Field-Pickering’s balance of humility and sureness—and his commitment to exploring funkiness’ odd alleyways and out-of-style penthouses—are at the heart of House of Woo, his second album as Maxmillion Dunbar, the solo project that spun off from Beautiful Swimmers, his dance-oriented duo with Ari Goldman. The now-defunct Fader blog was edifying (he sold me on the nuances of Newworldaquarium, for starters), but Field-Pickering’s music—his own, and others’ on his Future Times label—expresses the totality of his worldview much more elegantly.

Most importantly, House of Woo is, y’know, about something: Field-Pickering says it flows directly from his relationship with his girlfriend, with whom he recently moved to Mount Pleasant. (He’d been a creature of Silver Spring for years.) But it’s not a lovey-dovey record so much as it’s the sound of everything coming together. From the birdy synths and slappy percussion of the opener, “Slave to the Vibe,” to the freeform synth spaceshot of the closer, “Kangaroo,” Field-Pickering goes looking for pleasure and finds it. 2010’s Cool Water, by contrast, was more about the search than the payoff.

Pleasure, however, doesn’t mean overt sexiness or cheap highs. House of Woo is a couch-session record at heart. The thump-a-dump first single, “Woo,” is a club-oriented track that works just as well for self-aware head- nodding, and the four-on-the-floor bopper “Ice Room Graffiti” slows down many BPMs near the end, as if the vibe is more important than the beat. The glossy ’80s R&B feel of “The Figurine (Nod Mix),” meanwhile, is sweet, not coked-out.

The more overtly weird stuff is where Field-Pickering’s voracious tastes really come into play. (That new Mount Pleasant abode is probably crammed with mounds of vinyl.) The clacking “Inca Tags,” which could be about a graffiti-filled Red Line vista, sounds abstract at first, but there also are sleigh bells and a ’90s hip-hop bass tone serving as guides.

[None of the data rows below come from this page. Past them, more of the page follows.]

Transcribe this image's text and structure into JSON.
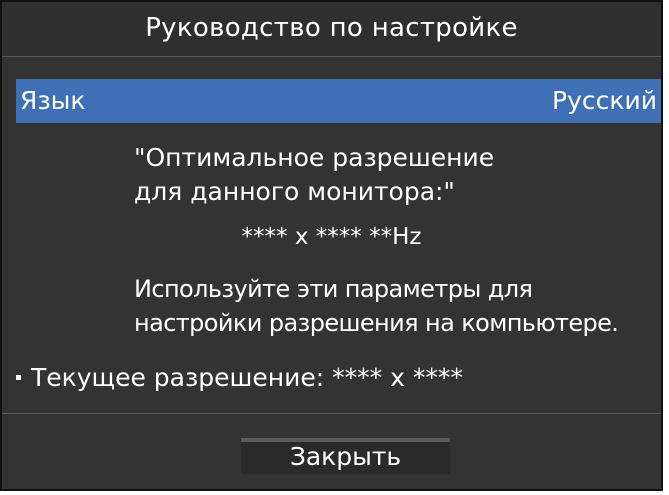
{
  "dialog": {
    "title": "Руководство по настройке"
  },
  "language": {
    "label": "Язык",
    "value": "Русский"
  },
  "info": {
    "heading": "\"Оптимальное разрешение\nдля данного монитора:\"",
    "resolution": "**** x **** **Hz",
    "advice": "Используйте эти параметры для\nнастройки разрешения на компьютере."
  },
  "current": {
    "text": "Текущее разрешение: **** x ****"
  },
  "buttons": {
    "close_label": "Закрыть"
  },
  "colors": {
    "dialog_background": "#333333",
    "selected_row": "#3f6fb4",
    "text": "#ffffff"
  }
}
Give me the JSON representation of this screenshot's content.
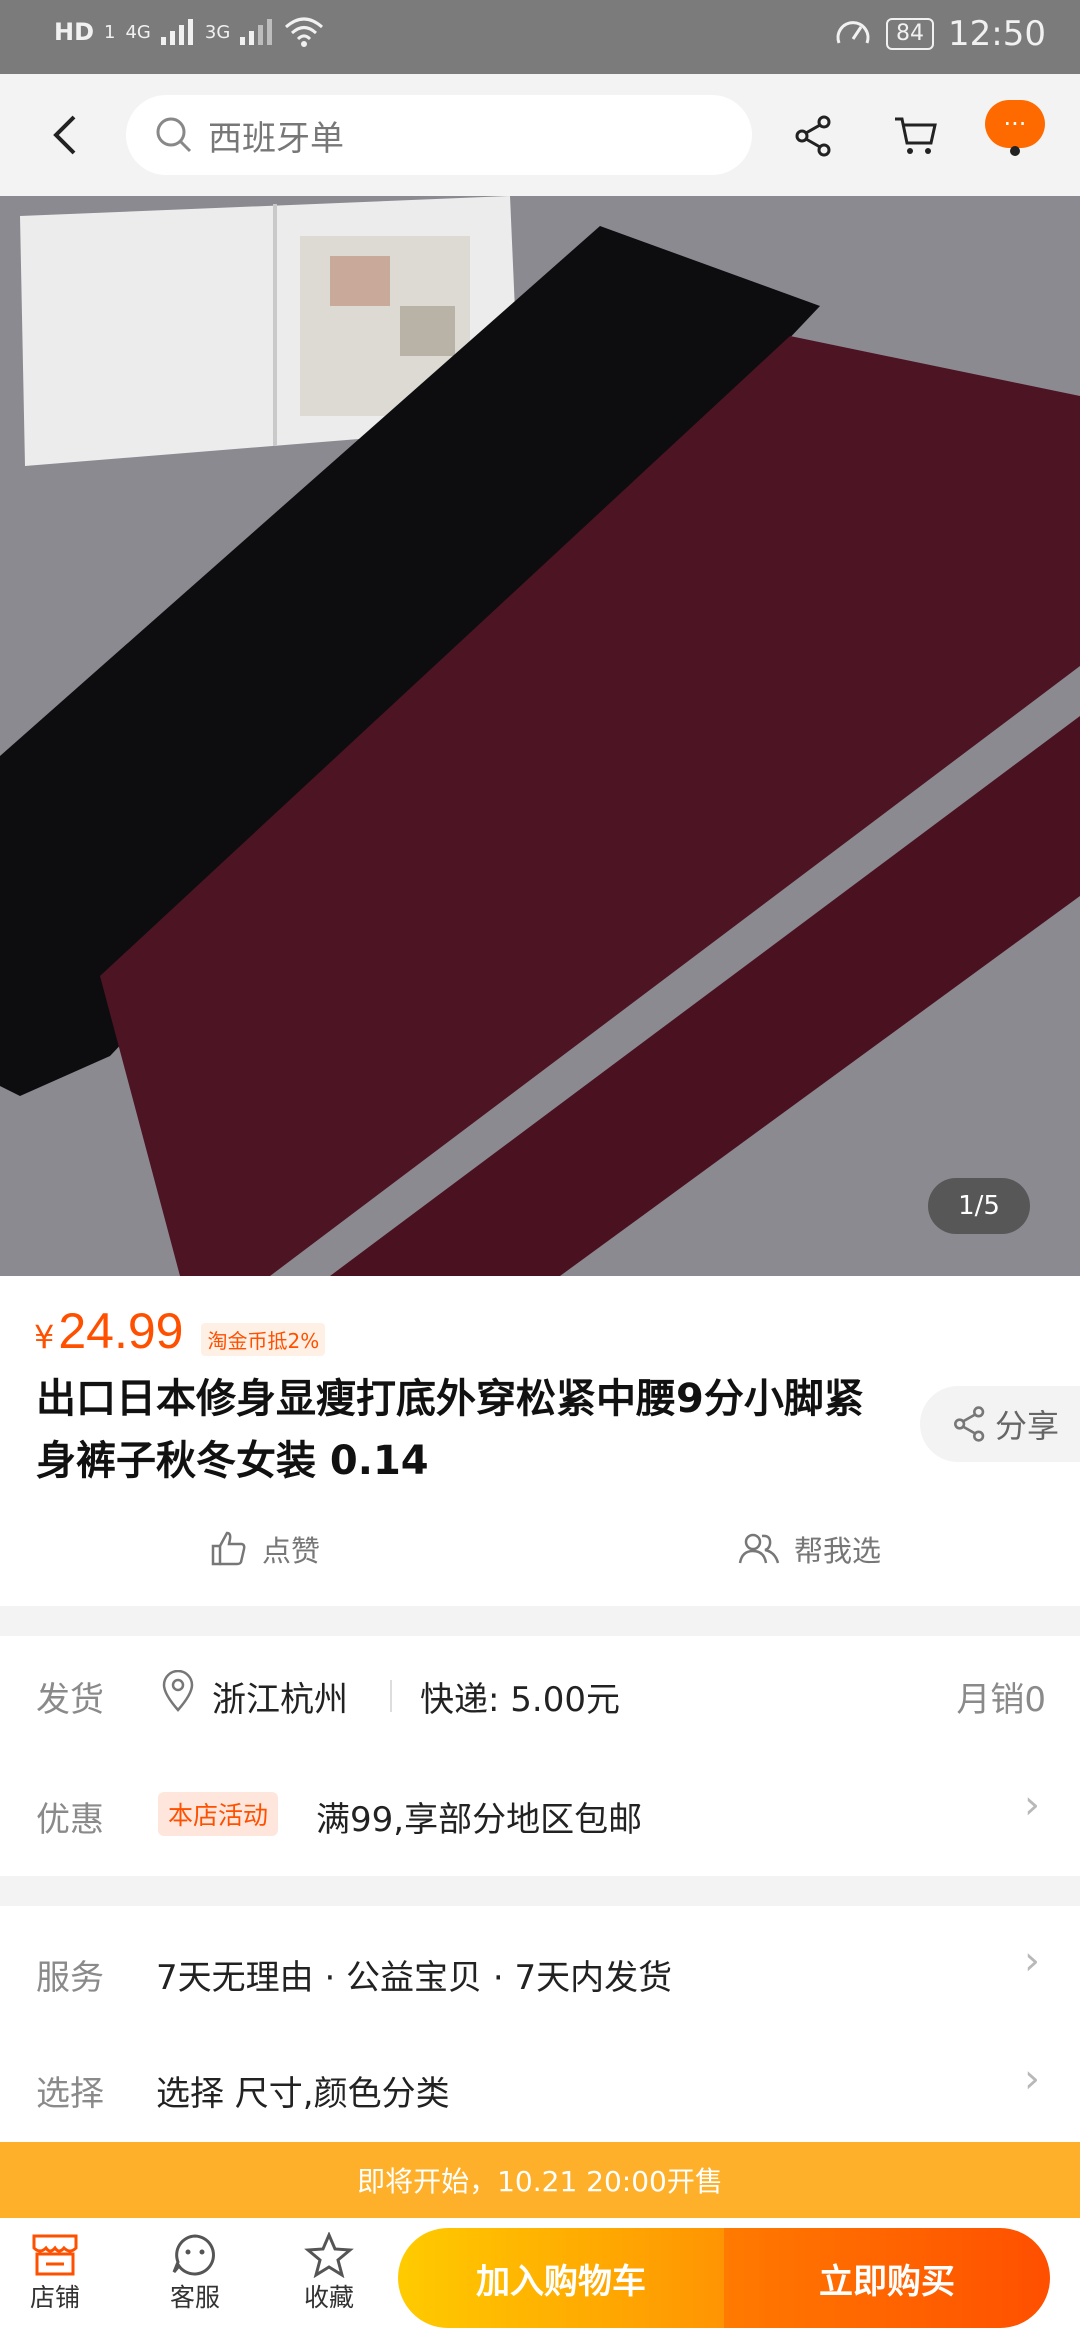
{
  "status_bar": {
    "hd": "HD",
    "sim1": "1",
    "net1": "4G",
    "net2": "3G",
    "battery": "84",
    "time": "12:50"
  },
  "search": {
    "query": "西班牙单"
  },
  "more_button": "···",
  "image": {
    "counter": "1/5"
  },
  "product": {
    "price_symbol": "¥",
    "price": "24.99",
    "coin_tag": "淘金币抵2%",
    "title": "出口日本修身显瘦打底外穿松紧中腰9分小脚紧身裤子秋冬女装 0.14",
    "share_label": "分享",
    "like_label": "点赞",
    "help_choose_label": "帮我选"
  },
  "shipping": {
    "label": "发货",
    "location": "浙江杭州",
    "express": "快递: 5.00元",
    "monthly_sales": "月销0"
  },
  "promo": {
    "label": "优惠",
    "tag": "本店活动",
    "text": "满99,享部分地区包邮"
  },
  "service": {
    "label": "服务",
    "text": "7天无理由 · 公益宝贝 · 7天内发货"
  },
  "select": {
    "label": "选择",
    "text": "选择 尺寸,颜色分类"
  },
  "banner": {
    "text": "即将开始，10.21 20:00开售"
  },
  "bottom_nav": {
    "shop": "店铺",
    "service": "客服",
    "favorite": "收藏",
    "add_cart": "加入购物车",
    "buy_now": "立即购买"
  },
  "colors": {
    "accent": "#ff5000",
    "cart_button": "#ffb300",
    "buy_button": "#ff6200",
    "banner": "#ffb02a"
  }
}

And “Peeling an Orange in One Piece” layers all sorts of crystal-vibration and world-music sounds (glinty keyboard scales, a low-note howl from a flute) in a way that’s loose and knowing, not corny.

There’s some tension, too, but it’s generally just for the sake of contrast. Early on, the hectic washes of shimmery synths and heartbeat bass-drum pattern of “Coins for the Canopy” make it clear that Field-Pickering expects some commitment from the listener. Later, “Loving the Drift” makes the case that with a few tweaks, techno can be a gratifying lean-back experience, too. For that song and for everything else on House of Woo, hand-holding is optional, but as long as everybody has both ears open, the love should be obvious.